EXERCISE INPUTS:
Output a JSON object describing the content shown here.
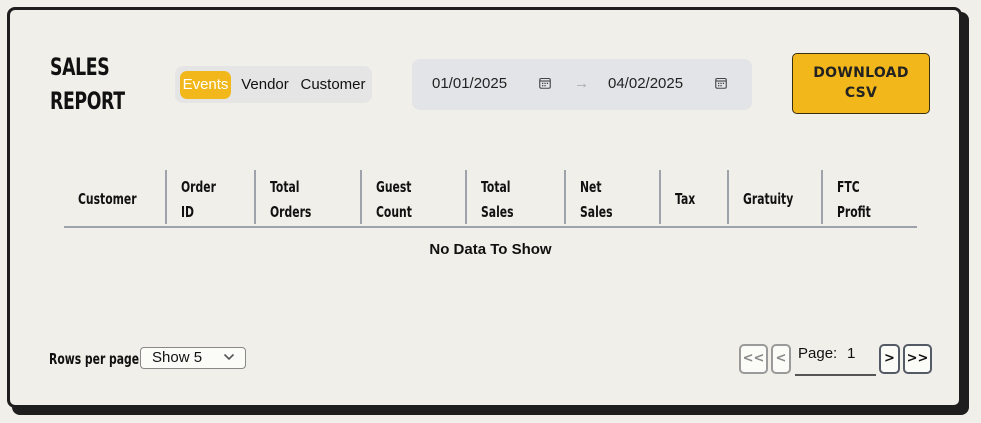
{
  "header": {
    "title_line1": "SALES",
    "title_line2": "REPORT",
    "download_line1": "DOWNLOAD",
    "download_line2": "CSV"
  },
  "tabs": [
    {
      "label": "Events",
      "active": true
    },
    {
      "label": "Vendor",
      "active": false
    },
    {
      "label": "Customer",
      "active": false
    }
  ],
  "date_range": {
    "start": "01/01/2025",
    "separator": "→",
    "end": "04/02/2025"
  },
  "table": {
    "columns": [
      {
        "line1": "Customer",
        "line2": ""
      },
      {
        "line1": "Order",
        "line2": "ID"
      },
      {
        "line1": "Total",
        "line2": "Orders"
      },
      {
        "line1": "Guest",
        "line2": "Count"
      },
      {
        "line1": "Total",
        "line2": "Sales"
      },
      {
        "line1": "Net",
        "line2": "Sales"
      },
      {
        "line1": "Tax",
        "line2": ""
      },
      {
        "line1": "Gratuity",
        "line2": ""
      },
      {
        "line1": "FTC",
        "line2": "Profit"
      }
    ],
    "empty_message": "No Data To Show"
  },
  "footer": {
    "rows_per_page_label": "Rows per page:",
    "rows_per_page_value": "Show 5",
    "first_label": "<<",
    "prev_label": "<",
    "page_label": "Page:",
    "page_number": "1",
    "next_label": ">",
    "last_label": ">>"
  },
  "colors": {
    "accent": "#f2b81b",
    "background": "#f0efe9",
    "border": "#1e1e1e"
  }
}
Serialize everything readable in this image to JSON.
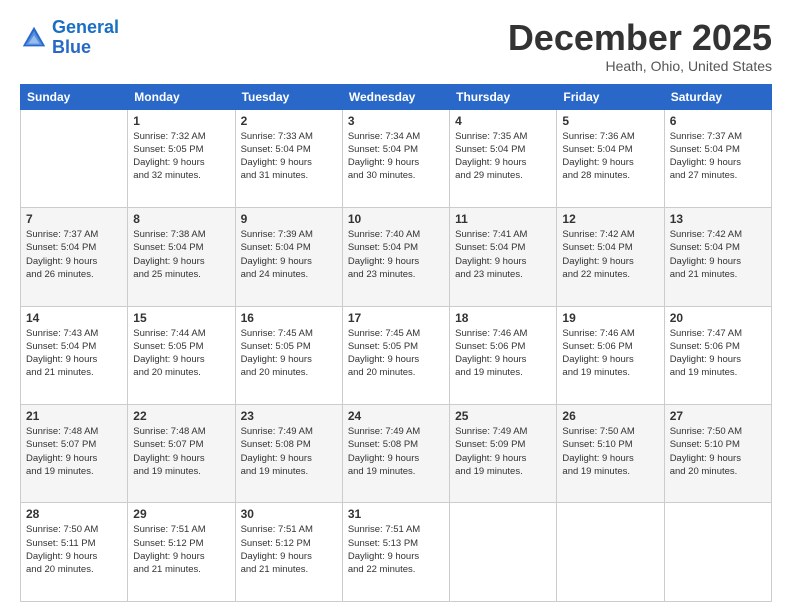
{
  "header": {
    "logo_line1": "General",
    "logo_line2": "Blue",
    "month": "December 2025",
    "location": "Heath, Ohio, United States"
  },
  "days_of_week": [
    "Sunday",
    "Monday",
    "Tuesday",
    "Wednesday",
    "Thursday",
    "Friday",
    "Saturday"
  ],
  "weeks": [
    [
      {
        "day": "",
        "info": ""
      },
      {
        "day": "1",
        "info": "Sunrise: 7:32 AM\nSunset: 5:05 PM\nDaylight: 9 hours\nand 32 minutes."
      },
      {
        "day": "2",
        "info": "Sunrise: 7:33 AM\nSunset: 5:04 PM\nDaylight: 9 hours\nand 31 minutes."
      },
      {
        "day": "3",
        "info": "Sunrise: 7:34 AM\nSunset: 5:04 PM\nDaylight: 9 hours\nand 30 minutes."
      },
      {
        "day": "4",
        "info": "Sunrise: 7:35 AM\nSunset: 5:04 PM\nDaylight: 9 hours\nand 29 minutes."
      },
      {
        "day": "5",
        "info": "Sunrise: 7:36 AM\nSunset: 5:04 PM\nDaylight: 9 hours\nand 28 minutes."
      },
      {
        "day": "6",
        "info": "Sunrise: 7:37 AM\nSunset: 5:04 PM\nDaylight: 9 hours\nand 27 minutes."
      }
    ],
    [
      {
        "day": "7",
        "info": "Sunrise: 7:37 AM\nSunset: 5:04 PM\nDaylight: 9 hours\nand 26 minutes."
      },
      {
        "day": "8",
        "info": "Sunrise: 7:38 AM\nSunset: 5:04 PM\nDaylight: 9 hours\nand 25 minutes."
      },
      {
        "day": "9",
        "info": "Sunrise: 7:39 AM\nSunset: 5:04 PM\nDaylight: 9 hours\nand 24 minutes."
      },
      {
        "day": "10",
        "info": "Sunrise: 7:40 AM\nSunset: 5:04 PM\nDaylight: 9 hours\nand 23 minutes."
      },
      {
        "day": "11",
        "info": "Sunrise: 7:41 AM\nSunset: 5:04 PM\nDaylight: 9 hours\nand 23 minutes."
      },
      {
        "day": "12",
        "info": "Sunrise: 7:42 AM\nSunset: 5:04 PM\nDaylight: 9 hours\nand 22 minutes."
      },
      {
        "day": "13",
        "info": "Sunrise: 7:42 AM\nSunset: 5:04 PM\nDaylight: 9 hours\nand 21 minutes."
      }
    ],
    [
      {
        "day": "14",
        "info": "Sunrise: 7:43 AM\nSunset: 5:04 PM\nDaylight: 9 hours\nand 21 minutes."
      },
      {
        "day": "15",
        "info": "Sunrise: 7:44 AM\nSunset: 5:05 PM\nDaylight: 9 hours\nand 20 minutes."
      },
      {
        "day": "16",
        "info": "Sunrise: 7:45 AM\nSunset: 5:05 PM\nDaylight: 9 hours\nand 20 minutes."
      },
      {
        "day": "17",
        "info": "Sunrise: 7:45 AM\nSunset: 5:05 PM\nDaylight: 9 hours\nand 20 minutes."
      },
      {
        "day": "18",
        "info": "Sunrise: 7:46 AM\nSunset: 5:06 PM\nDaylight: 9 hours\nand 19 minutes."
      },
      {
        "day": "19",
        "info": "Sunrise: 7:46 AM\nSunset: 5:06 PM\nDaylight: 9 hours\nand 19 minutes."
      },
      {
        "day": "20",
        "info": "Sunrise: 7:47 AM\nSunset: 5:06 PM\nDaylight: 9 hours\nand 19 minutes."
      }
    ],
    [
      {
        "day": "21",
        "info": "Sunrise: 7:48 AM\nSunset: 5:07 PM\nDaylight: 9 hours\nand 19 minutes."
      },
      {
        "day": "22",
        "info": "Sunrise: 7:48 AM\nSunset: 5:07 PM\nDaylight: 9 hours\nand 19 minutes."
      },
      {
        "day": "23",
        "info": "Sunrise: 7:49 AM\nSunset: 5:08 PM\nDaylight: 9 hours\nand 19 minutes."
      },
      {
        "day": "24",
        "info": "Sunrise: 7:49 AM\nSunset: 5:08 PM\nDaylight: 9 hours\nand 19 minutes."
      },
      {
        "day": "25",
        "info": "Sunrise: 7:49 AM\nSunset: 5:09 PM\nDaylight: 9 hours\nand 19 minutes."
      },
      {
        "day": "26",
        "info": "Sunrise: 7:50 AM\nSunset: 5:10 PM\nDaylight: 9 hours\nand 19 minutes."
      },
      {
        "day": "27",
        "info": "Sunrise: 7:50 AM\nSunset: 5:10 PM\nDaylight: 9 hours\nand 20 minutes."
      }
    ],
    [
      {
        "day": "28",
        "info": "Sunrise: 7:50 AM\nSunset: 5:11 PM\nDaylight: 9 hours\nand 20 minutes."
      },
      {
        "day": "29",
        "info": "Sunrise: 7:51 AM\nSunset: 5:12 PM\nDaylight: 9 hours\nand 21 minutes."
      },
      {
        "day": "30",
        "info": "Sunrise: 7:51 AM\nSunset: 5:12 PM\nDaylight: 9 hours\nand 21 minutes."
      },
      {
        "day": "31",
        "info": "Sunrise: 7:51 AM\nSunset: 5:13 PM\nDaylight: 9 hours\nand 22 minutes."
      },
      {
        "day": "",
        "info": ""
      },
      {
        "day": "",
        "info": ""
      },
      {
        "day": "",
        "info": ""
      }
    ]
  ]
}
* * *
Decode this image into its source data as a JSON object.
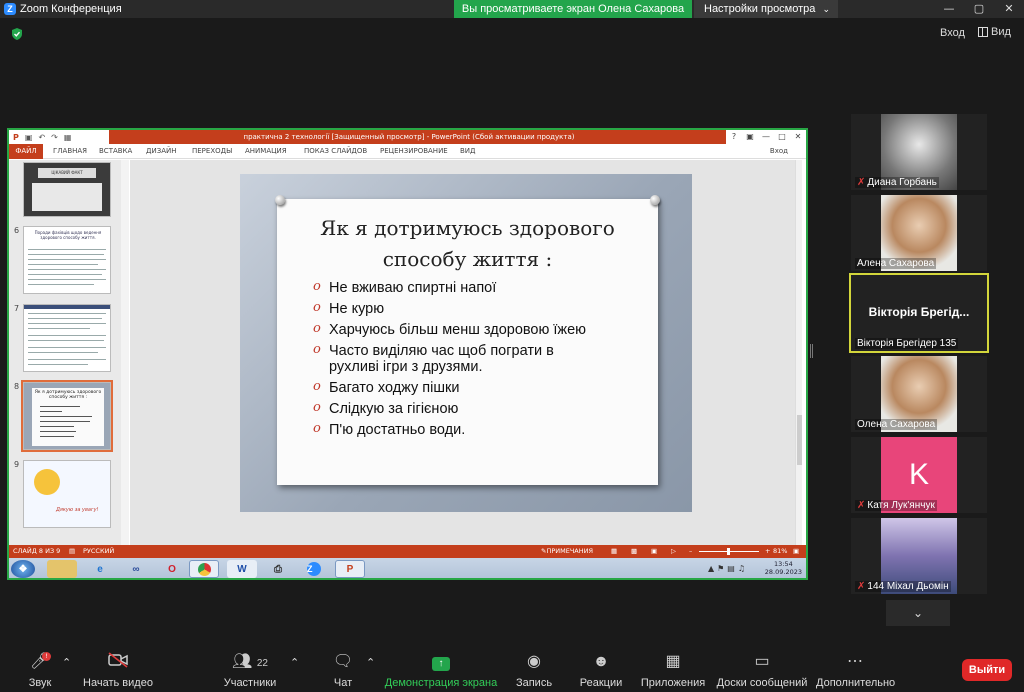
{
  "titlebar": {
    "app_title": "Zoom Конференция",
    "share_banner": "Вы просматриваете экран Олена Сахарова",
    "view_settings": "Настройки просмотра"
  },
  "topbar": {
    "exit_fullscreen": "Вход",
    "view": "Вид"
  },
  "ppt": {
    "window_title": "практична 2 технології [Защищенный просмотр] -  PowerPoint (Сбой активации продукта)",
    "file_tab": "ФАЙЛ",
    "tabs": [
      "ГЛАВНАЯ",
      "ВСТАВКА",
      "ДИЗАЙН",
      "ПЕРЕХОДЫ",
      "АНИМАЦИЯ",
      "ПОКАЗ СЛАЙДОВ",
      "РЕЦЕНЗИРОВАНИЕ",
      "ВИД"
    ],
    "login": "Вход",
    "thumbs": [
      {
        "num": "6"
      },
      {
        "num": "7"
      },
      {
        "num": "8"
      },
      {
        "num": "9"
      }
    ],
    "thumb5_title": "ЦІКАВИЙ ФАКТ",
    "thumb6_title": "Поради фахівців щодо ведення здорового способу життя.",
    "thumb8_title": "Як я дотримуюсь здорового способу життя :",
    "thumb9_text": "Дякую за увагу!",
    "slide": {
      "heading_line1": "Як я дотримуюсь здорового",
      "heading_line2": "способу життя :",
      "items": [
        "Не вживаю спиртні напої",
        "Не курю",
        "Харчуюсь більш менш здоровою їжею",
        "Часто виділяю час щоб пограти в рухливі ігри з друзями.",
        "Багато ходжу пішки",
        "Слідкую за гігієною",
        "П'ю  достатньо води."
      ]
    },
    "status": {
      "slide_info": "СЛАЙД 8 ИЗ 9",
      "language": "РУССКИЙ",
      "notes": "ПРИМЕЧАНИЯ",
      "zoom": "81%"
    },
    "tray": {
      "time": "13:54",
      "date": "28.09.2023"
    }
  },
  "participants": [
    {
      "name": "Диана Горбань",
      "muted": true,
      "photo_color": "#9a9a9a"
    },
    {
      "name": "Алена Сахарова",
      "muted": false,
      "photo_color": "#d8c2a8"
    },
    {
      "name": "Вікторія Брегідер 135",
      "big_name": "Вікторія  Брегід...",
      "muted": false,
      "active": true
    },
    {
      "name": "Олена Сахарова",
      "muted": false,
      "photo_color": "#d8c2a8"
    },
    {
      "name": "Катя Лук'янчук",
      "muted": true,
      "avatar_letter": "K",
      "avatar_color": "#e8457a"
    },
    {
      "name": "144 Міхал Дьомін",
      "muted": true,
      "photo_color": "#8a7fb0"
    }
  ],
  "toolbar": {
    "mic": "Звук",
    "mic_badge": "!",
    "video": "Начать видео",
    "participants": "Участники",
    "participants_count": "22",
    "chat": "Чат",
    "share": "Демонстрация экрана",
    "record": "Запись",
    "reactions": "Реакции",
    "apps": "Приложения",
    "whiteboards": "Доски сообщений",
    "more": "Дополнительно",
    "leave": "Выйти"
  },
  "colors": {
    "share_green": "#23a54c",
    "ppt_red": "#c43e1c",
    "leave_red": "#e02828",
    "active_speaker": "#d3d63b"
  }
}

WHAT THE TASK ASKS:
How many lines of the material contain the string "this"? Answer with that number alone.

EXERCISE OUTPUT:
2